EXERCISE -> Identify and copy all lines of the material where the string "data" is found.

RECORDS SHOWN ->
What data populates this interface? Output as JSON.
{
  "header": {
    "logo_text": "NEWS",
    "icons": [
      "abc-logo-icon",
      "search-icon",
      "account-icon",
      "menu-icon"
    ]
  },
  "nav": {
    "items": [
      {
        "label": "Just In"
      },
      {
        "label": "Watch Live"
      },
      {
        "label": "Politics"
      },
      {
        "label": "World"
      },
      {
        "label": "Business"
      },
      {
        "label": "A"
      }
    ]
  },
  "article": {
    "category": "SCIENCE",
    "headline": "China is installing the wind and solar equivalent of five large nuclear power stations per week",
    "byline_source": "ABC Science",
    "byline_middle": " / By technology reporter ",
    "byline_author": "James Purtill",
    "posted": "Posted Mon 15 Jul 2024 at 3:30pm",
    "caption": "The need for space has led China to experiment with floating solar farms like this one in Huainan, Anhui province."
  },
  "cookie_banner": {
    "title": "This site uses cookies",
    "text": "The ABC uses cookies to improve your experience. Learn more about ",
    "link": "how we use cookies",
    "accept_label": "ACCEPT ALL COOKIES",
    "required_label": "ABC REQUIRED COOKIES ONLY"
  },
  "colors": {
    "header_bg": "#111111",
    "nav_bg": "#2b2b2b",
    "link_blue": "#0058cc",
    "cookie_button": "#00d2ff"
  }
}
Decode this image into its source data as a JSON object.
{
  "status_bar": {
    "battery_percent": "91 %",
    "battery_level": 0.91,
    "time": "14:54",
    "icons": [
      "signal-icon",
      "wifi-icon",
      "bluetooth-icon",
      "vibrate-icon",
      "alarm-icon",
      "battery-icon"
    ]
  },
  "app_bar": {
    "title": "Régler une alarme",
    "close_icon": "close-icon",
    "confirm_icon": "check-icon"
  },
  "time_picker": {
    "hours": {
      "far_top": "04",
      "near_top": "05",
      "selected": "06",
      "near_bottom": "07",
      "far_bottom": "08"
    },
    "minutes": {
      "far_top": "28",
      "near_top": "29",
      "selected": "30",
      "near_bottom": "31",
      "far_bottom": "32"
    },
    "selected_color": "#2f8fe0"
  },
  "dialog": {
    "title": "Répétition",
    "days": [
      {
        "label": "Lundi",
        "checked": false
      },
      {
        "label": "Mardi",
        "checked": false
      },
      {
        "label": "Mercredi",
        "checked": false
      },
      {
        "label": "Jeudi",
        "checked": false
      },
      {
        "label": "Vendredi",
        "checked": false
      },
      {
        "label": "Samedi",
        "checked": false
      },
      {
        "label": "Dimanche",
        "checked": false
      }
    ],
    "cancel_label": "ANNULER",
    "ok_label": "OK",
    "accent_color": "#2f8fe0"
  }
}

EXERCISE RESPONSE ->
What data populates this interface? Output as JSON.
Decode this image into its source data as a JSON object.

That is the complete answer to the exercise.